(Task statement) Work out how many lines in the data below contain "visible", and state that count with nothing added.

(Listed entries)
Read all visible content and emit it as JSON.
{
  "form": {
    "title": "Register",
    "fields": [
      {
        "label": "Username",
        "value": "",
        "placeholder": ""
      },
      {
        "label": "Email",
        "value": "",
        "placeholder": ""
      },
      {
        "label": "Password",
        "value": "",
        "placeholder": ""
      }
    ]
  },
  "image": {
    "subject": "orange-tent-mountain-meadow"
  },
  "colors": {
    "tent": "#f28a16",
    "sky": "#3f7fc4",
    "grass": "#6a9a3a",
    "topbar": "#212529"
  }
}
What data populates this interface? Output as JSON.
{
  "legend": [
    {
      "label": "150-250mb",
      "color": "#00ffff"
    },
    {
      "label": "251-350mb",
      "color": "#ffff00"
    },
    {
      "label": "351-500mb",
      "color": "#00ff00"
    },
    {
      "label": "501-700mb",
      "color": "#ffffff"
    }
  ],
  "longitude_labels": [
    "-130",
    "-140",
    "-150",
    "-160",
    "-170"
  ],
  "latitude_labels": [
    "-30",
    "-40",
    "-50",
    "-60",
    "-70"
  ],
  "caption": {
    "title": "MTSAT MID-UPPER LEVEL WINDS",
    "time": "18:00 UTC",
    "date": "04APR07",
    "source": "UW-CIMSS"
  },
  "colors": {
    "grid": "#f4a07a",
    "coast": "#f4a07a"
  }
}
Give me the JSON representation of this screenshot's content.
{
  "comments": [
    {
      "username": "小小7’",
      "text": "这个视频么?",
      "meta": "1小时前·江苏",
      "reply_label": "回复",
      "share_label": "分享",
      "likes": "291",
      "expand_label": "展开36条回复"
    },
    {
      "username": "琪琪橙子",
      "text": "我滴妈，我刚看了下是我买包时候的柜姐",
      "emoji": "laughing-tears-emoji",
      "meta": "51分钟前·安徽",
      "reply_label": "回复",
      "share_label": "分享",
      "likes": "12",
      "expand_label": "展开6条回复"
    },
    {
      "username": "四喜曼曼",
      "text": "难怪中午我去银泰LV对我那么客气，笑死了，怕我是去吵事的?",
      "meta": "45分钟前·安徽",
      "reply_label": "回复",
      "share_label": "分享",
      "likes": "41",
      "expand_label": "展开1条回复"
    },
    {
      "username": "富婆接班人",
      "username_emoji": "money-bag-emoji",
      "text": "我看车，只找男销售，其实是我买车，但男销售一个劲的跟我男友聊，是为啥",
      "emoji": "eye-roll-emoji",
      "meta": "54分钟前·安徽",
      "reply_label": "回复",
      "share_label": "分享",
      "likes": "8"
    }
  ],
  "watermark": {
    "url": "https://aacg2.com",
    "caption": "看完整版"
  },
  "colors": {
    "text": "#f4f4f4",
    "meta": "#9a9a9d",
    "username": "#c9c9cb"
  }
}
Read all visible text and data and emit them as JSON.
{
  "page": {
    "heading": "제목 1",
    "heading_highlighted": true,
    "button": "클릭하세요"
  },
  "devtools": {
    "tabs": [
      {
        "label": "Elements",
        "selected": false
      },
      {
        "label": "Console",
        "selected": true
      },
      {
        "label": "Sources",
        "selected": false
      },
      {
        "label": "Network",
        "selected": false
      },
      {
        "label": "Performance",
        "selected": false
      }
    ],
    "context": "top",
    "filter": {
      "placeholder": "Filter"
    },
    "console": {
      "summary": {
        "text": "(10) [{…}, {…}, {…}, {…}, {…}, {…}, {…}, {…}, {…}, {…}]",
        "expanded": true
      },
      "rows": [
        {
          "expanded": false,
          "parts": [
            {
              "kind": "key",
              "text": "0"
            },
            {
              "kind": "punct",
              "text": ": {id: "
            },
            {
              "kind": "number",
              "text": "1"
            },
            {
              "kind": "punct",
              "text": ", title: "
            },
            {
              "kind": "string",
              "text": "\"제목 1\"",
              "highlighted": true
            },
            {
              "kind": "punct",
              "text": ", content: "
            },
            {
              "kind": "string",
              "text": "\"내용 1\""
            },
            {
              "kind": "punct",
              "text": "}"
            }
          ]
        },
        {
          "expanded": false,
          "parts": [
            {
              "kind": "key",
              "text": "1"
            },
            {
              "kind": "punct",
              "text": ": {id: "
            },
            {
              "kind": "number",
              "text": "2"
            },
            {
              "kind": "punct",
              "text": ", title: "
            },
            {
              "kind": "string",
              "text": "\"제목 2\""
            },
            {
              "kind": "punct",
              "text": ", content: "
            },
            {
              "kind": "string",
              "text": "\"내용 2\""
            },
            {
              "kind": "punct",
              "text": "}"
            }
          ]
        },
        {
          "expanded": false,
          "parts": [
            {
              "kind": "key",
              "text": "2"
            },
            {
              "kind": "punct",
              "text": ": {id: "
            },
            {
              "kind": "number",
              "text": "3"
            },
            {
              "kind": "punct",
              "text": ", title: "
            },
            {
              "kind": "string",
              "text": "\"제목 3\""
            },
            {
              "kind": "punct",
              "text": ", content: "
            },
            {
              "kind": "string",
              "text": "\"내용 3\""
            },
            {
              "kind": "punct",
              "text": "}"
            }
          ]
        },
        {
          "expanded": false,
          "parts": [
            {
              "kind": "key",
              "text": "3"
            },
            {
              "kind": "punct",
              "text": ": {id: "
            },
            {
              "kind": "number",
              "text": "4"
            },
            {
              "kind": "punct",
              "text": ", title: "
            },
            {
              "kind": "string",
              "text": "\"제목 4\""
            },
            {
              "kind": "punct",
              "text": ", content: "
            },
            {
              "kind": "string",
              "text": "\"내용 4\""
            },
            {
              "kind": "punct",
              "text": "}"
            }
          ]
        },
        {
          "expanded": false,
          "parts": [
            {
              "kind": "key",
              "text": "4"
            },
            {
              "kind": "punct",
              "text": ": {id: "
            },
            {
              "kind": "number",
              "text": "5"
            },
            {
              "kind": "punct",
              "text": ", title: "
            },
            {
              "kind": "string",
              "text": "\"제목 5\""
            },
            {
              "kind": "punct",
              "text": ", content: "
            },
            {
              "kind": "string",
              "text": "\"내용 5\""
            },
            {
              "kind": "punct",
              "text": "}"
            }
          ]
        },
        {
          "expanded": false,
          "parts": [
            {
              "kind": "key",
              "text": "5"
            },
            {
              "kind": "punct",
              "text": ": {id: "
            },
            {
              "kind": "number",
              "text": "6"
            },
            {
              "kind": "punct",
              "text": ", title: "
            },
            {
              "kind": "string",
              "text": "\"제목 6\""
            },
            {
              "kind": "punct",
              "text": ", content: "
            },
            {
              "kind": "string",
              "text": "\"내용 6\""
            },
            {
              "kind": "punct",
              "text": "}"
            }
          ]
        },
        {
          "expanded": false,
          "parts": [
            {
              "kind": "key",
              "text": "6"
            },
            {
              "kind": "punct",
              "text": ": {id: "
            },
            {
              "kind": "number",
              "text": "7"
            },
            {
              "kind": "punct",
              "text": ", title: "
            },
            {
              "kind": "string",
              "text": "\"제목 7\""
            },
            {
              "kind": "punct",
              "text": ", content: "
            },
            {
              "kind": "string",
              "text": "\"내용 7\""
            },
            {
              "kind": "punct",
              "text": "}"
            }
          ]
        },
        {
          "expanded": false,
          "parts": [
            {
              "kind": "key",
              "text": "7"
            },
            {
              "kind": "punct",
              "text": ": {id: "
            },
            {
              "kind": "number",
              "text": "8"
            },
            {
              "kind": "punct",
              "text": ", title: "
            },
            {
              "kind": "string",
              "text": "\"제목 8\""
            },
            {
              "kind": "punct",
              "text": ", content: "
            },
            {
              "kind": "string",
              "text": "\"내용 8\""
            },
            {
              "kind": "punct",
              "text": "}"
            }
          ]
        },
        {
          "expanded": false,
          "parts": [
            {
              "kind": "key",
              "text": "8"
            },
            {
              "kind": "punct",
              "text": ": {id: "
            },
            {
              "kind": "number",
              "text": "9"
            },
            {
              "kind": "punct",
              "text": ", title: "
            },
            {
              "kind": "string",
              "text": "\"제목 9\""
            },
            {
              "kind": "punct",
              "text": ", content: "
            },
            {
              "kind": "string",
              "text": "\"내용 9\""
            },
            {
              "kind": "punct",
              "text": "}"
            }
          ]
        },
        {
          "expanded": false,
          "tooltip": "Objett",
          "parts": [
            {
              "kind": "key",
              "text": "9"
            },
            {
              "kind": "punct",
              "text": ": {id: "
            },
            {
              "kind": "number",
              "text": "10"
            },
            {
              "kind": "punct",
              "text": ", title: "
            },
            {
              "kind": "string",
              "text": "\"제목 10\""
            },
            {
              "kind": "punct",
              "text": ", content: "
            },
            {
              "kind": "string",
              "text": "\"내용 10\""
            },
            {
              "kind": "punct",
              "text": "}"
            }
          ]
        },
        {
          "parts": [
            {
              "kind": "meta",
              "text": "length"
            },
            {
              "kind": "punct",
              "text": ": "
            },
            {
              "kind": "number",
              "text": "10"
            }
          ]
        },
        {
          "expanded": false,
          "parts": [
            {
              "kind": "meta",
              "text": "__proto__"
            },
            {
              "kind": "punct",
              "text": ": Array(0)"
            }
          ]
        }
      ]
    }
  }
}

(Written response) 2